*** Opening of Entries supplied ***
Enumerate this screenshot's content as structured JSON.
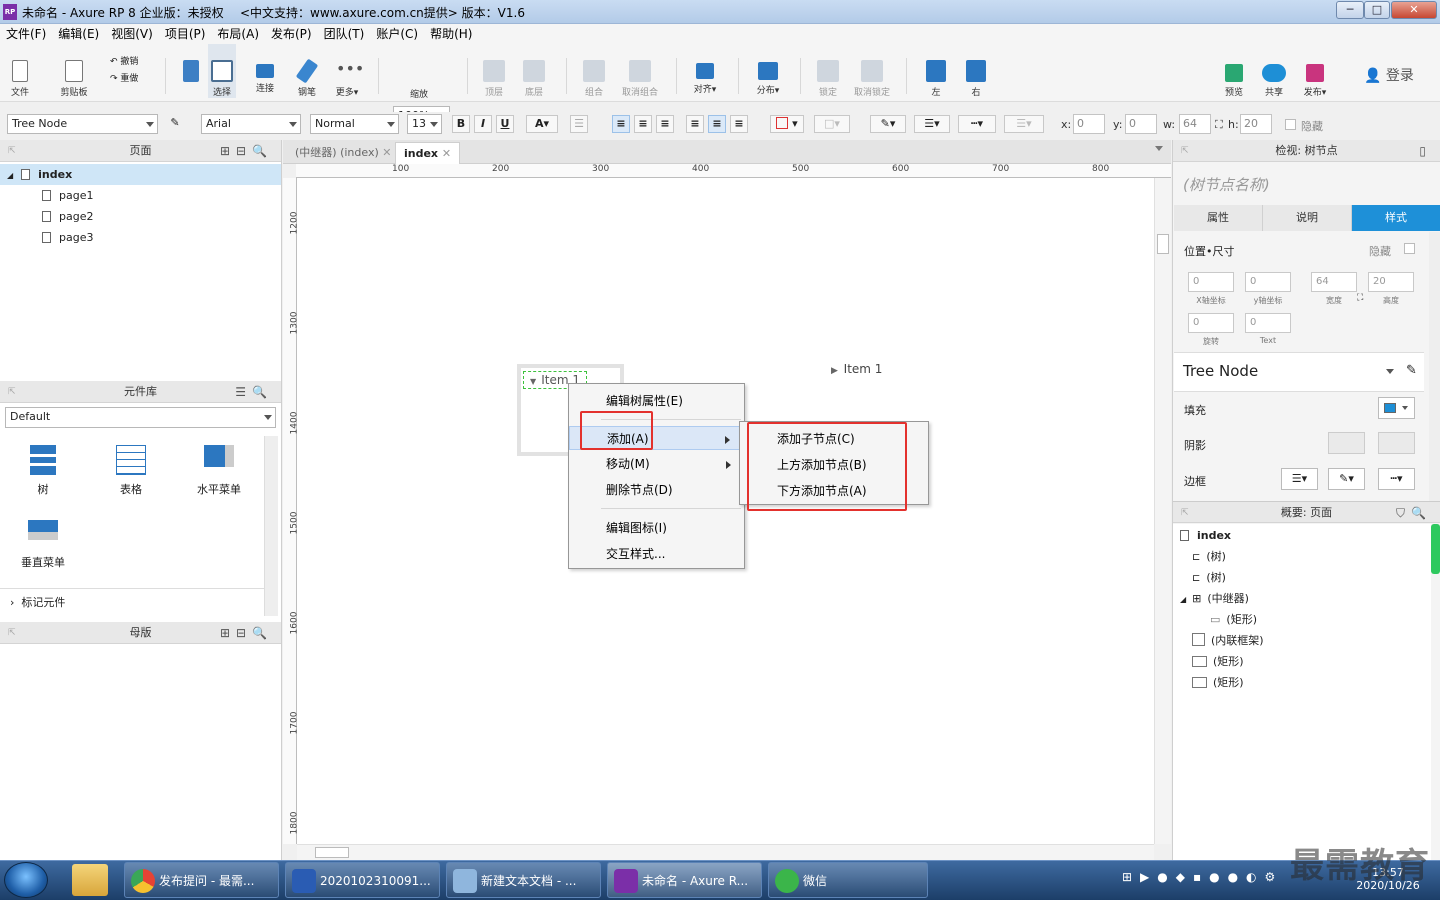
{
  "window": {
    "title": "未命名 - Axure RP 8 企业版：未授权",
    "subtitle": "<中文支持：www.axure.com.cn提供> 版本：V1.6",
    "minimize": "─",
    "maximize": "□",
    "close": "✕"
  },
  "menu": [
    "文件(F)",
    "编辑(E)",
    "视图(V)",
    "项目(P)",
    "布局(A)",
    "发布(P)",
    "团队(T)",
    "账户(C)",
    "帮助(H)"
  ],
  "toolbar": {
    "file": "文件",
    "clipboard": "剪贴板",
    "undo": "撤销",
    "redo": "重做",
    "select": "选择",
    "connect": "连接",
    "pen": "钢笔",
    "more": "更多▾",
    "zoom_value": "100%",
    "zoom": "缩放",
    "top": "顶层",
    "bottom": "底层",
    "group": "组合",
    "ungroup": "取消组合",
    "align": "对齐▾",
    "distribute": "分布▾",
    "lock": "锁定",
    "unlock": "取消锁定",
    "left": "左",
    "right": "右",
    "preview": "预览",
    "share": "共享",
    "publish": "发布▾",
    "login": "登录"
  },
  "format": {
    "widget_type": "Tree Node",
    "font": "Arial",
    "style": "Normal",
    "size": "13",
    "bold": "B",
    "italic": "I",
    "underline": "U",
    "x_label": "x:",
    "x": "0",
    "y_label": "y:",
    "y": "0",
    "w_label": "w:",
    "w": "64",
    "h_label": "h:",
    "h": "20",
    "hidden": "隐藏"
  },
  "pages_panel": {
    "title": "页面",
    "items": [
      "index",
      "page1",
      "page2",
      "page3"
    ]
  },
  "library_panel": {
    "title": "元件库",
    "library": "Default",
    "widgets": [
      "树",
      "表格",
      "水平菜单",
      "垂直菜单"
    ],
    "marker": "标记元件"
  },
  "master_panel": {
    "title": "母版"
  },
  "tabs": [
    "(中继器) (index)",
    "index"
  ],
  "ruler_h": [
    "100",
    "200",
    "300",
    "400",
    "500",
    "600",
    "700",
    "800"
  ],
  "ruler_v": [
    "1200",
    "1300",
    "1400",
    "1500",
    "1600",
    "1700",
    "1800"
  ],
  "canvas": {
    "tree_node_1": "Item 1",
    "tree_node_2": "Item 1"
  },
  "context_menu": {
    "items": [
      "编辑树属性(E)",
      "添加(A)",
      "移动(M)",
      "删除节点(D)",
      "编辑图标(I)",
      "交互样式..."
    ],
    "submenu": [
      "添加子节点(C)",
      "上方添加节点(B)",
      "下方添加节点(A)"
    ]
  },
  "inspector": {
    "title": "检视: 树节点",
    "name_placeholder": "(树节点名称)",
    "tabs": [
      "属性",
      "说明",
      "样式"
    ],
    "pos_size": "位置•尺寸",
    "hidden": "隐藏",
    "fields": [
      {
        "value": "0",
        "label": "X轴坐标"
      },
      {
        "value": "0",
        "label": "y轴坐标"
      },
      {
        "value": "64",
        "label": "宽度"
      },
      {
        "value": "20",
        "label": "高度"
      },
      {
        "value": "0",
        "label": "旋转"
      },
      {
        "value": "0",
        "label": "Text"
      }
    ],
    "style_name": "Tree Node",
    "fill": "填充",
    "shadow": "阴影",
    "border": "边框",
    "fill_color": "#1e8fd6"
  },
  "outline": {
    "title": "概要: 页面",
    "items": [
      "index",
      "(树)",
      "(树)",
      "(中继器)",
      "(矩形)",
      "(内联框架)",
      "(矩形)",
      "(矩形)"
    ]
  },
  "taskbar": {
    "items": [
      "发布提问 - 最需...",
      "2020102310091...",
      "新建文本文档 - ...",
      "未命名 - Axure R...",
      "微信"
    ],
    "time": "13:57",
    "date": "2020/10/26"
  },
  "watermark": "最需教育"
}
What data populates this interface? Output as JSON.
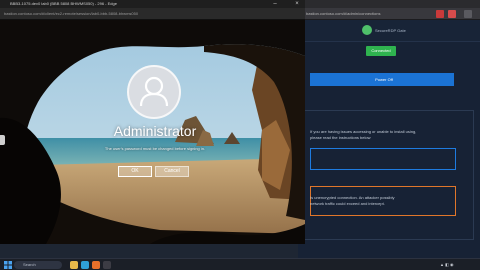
{
  "remote_window": {
    "title": "BBB3-1075.dev0 lab0 (BBB 5808 BHWMS050) - 296 - Edge",
    "url": "bastion.contoso.com/#/client/ec2-remote/session/lab0-bbb-5808-bhwms050"
  },
  "lock_screen": {
    "username": "Administrator",
    "message": "The user's password must be changed before signing in.",
    "ok_label": "OK",
    "cancel_label": "Cancel"
  },
  "background_app": {
    "brand": "SecureRDP Gate",
    "url": "bastion.contoso.com/#/admin/connections",
    "status_badge": "Connected",
    "action_button": "Power Off",
    "notice_text_1": "If you are having issues accessing or unable to install using,",
    "notice_text_2": "please read the instructions below",
    "warning_text_1": "Is unencrypted connection. An attacker possibly",
    "warning_text_2": "network traffic could exceed and intercept."
  },
  "taskbar": {
    "search_placeholder": "Search"
  },
  "colors": {
    "connected": "#2fb34f",
    "primary_button": "#1b73d4",
    "warning_border": "#e0762a",
    "info_border": "#1e7be0"
  }
}
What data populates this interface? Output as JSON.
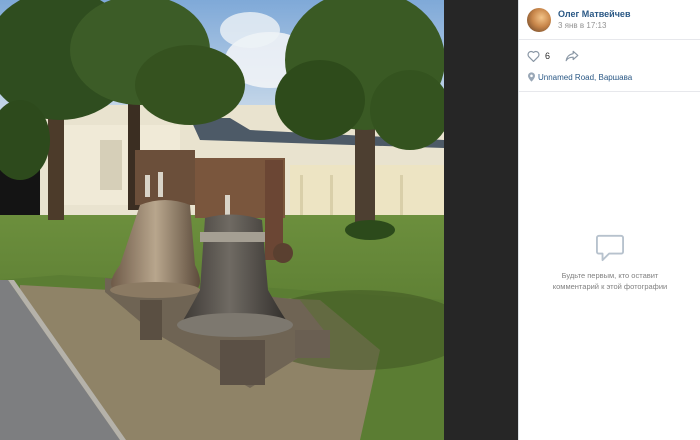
{
  "post": {
    "author": "Олег Матвейчев",
    "date": "3 янв в 17:13",
    "likes": "6",
    "location": "Unnamed Road, Варшава"
  },
  "comments": {
    "empty_line1": "Будьте первым, кто оставит",
    "empty_line2": "комментарий к этой фотографии"
  },
  "icons": {
    "like": "heart-icon",
    "share": "share-arrow-icon",
    "location": "map-pin-icon",
    "comments": "speech-bubble-icon"
  },
  "colors": {
    "link": "#2a5885",
    "muted": "#939393",
    "panel_bg": "#ffffff",
    "viewer_bg": "#141414"
  }
}
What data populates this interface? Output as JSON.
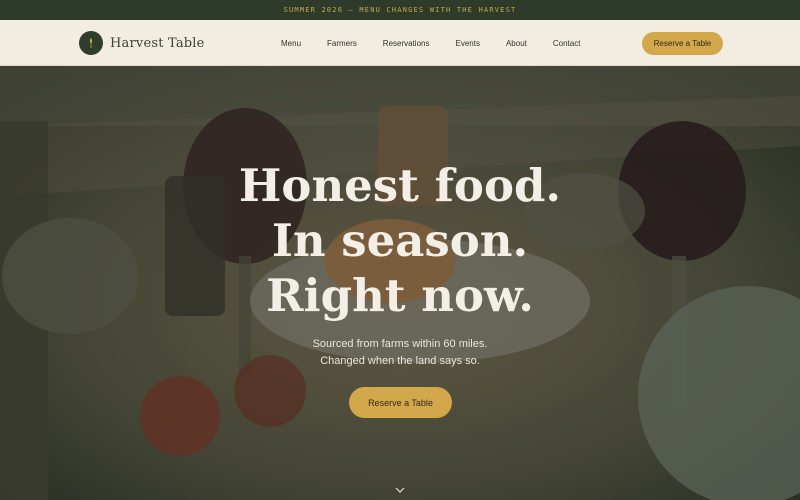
{
  "announcement": {
    "text": "SUMMER 2026 — MENU CHANGES WITH THE HARVEST"
  },
  "brand": {
    "name": "Harvest Table",
    "logo_icon": "wheat-icon",
    "logo_lettering": "HARVEST"
  },
  "nav": {
    "items": [
      {
        "label": "Menu"
      },
      {
        "label": "Farmers"
      },
      {
        "label": "Reservations"
      },
      {
        "label": "Events"
      },
      {
        "label": "About"
      },
      {
        "label": "Contact"
      }
    ],
    "cta_label": "Reserve a Table"
  },
  "hero": {
    "headline": [
      "Honest food.",
      "In season.",
      "Right now."
    ],
    "subtext": [
      "Sourced from farms within 60 miles.",
      "Changed when the land says so."
    ],
    "cta_label": "Reserve a Table",
    "scroll_icon": "chevron-down-icon"
  },
  "colors": {
    "accent": "#d3a84a",
    "dark_green": "#2e3b2a",
    "cream": "#f2ece1",
    "headline_text": "#f4efe6"
  }
}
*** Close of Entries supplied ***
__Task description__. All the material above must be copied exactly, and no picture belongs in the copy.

__Task answer__.
Enumerate this screenshot's content as structured JSON.
{
  "window": {
    "title": "未命名 - Axure RP 8 企业版：未授权",
    "subtitle": "<中文支持：www.axure.com.cn提供> 版本：V1.6",
    "minimize": "─",
    "maximize": "□",
    "close": "✕"
  },
  "menu": [
    "文件(F)",
    "编辑(E)",
    "视图(V)",
    "项目(P)",
    "布局(A)",
    "发布(P)",
    "团队(T)",
    "账户(C)",
    "帮助(H)"
  ],
  "toolbar": {
    "file": "文件",
    "clipboard": "剪贴板",
    "undo": "撤销",
    "redo": "重做",
    "select": "选择",
    "connect": "连接",
    "pen": "钢笔",
    "more": "更多▾",
    "zoom_value": "100%",
    "zoom": "缩放",
    "top": "顶层",
    "bottom": "底层",
    "group": "组合",
    "ungroup": "取消组合",
    "align": "对齐▾",
    "distribute": "分布▾",
    "lock": "锁定",
    "unlock": "取消锁定",
    "left": "左",
    "right": "右",
    "preview": "预览",
    "share": "共享",
    "publish": "发布▾",
    "login": "登录"
  },
  "format": {
    "widget_type": "Tree Node",
    "font": "Arial",
    "style": "Normal",
    "size": "13",
    "bold": "B",
    "italic": "I",
    "underline": "U",
    "x_label": "x:",
    "x": "0",
    "y_label": "y:",
    "y": "0",
    "w_label": "w:",
    "w": "64",
    "h_label": "h:",
    "h": "20",
    "hidden": "隐藏"
  },
  "pages_panel": {
    "title": "页面",
    "items": [
      "index",
      "page1",
      "page2",
      "page3"
    ]
  },
  "library_panel": {
    "title": "元件库",
    "library": "Default",
    "widgets": [
      "树",
      "表格",
      "水平菜单",
      "垂直菜单"
    ],
    "marker": "标记元件"
  },
  "master_panel": {
    "title": "母版"
  },
  "tabs": [
    "(中继器) (index)",
    "index"
  ],
  "ruler_h": [
    "100",
    "200",
    "300",
    "400",
    "500",
    "600",
    "700",
    "800"
  ],
  "ruler_v": [
    "1200",
    "1300",
    "1400",
    "1500",
    "1600",
    "1700",
    "1800"
  ],
  "canvas": {
    "tree_node_1": "Item 1",
    "tree_node_2": "Item 1"
  },
  "context_menu": {
    "items": [
      "编辑树属性(E)",
      "添加(A)",
      "移动(M)",
      "删除节点(D)",
      "编辑图标(I)",
      "交互样式..."
    ],
    "submenu": [
      "添加子节点(C)",
      "上方添加节点(B)",
      "下方添加节点(A)"
    ]
  },
  "inspector": {
    "title": "检视: 树节点",
    "name_placeholder": "(树节点名称)",
    "tabs": [
      "属性",
      "说明",
      "样式"
    ],
    "pos_size": "位置•尺寸",
    "hidden": "隐藏",
    "fields": [
      {
        "value": "0",
        "label": "X轴坐标"
      },
      {
        "value": "0",
        "label": "y轴坐标"
      },
      {
        "value": "64",
        "label": "宽度"
      },
      {
        "value": "20",
        "label": "高度"
      },
      {
        "value": "0",
        "label": "旋转"
      },
      {
        "value": "0",
        "label": "Text"
      }
    ],
    "style_name": "Tree Node",
    "fill": "填充",
    "shadow": "阴影",
    "border": "边框",
    "fill_color": "#1e8fd6"
  },
  "outline": {
    "title": "概要: 页面",
    "items": [
      "index",
      "(树)",
      "(树)",
      "(中继器)",
      "(矩形)",
      "(内联框架)",
      "(矩形)",
      "(矩形)"
    ]
  },
  "taskbar": {
    "items": [
      "发布提问 - 最需...",
      "2020102310091...",
      "新建文本文档 - ...",
      "未命名 - Axure R...",
      "微信"
    ],
    "time": "13:57",
    "date": "2020/10/26"
  },
  "watermark": "最需教育"
}
What data populates this interface? Output as JSON.
{
  "remote_window": {
    "title": "BBB3-1075.dev0 lab0 (BBB 5808 BHWMS050) - 296 - Edge",
    "url": "bastion.contoso.com/#/client/ec2-remote/session/lab0-bbb-5808-bhwms050"
  },
  "lock_screen": {
    "username": "Administrator",
    "message": "The user's password must be changed before signing in.",
    "ok_label": "OK",
    "cancel_label": "Cancel"
  },
  "background_app": {
    "brand": "SecureRDP Gate",
    "url": "bastion.contoso.com/#/admin/connections",
    "status_badge": "Connected",
    "action_button": "Power Off",
    "notice_text_1": "If you are having issues accessing or unable to install using,",
    "notice_text_2": "please read the instructions below",
    "warning_text_1": "Is unencrypted connection. An attacker possibly",
    "warning_text_2": "network traffic could exceed and intercept."
  },
  "taskbar": {
    "search_placeholder": "Search"
  },
  "colors": {
    "connected": "#2fb34f",
    "primary_button": "#1b73d4",
    "warning_border": "#e0762a",
    "info_border": "#1e7be0"
  }
}
What data populates this interface? Output as JSON.
{
  "post": {
    "author": "Олег Матвейчев",
    "date": "3 янв в 17:13",
    "likes": "6",
    "location": "Unnamed Road, Варшава"
  },
  "comments": {
    "empty_line1": "Будьте первым, кто оставит",
    "empty_line2": "комментарий к этой фотографии"
  },
  "icons": {
    "like": "heart-icon",
    "share": "share-arrow-icon",
    "location": "map-pin-icon",
    "comments": "speech-bubble-icon"
  },
  "colors": {
    "link": "#2a5885",
    "muted": "#939393",
    "panel_bg": "#ffffff",
    "viewer_bg": "#141414"
  }
}
What data populates this interface? Output as JSON.
{
  "announcement": {
    "text": "SUMMER 2026 — MENU CHANGES WITH THE HARVEST"
  },
  "brand": {
    "name": "Harvest Table",
    "logo_icon": "wheat-icon",
    "logo_lettering": "HARVEST"
  },
  "nav": {
    "items": [
      {
        "label": "Menu"
      },
      {
        "label": "Farmers"
      },
      {
        "label": "Reservations"
      },
      {
        "label": "Events"
      },
      {
        "label": "About"
      },
      {
        "label": "Contact"
      }
    ],
    "cta_label": "Reserve a Table"
  },
  "hero": {
    "headline": [
      "Honest food.",
      "In season.",
      "Right now."
    ],
    "subtext": [
      "Sourced from farms within 60 miles.",
      "Changed when the land says so."
    ],
    "cta_label": "Reserve a Table",
    "scroll_icon": "chevron-down-icon"
  },
  "colors": {
    "accent": "#d3a84a",
    "dark_green": "#2e3b2a",
    "cream": "#f2ece1",
    "headline_text": "#f4efe6"
  }
}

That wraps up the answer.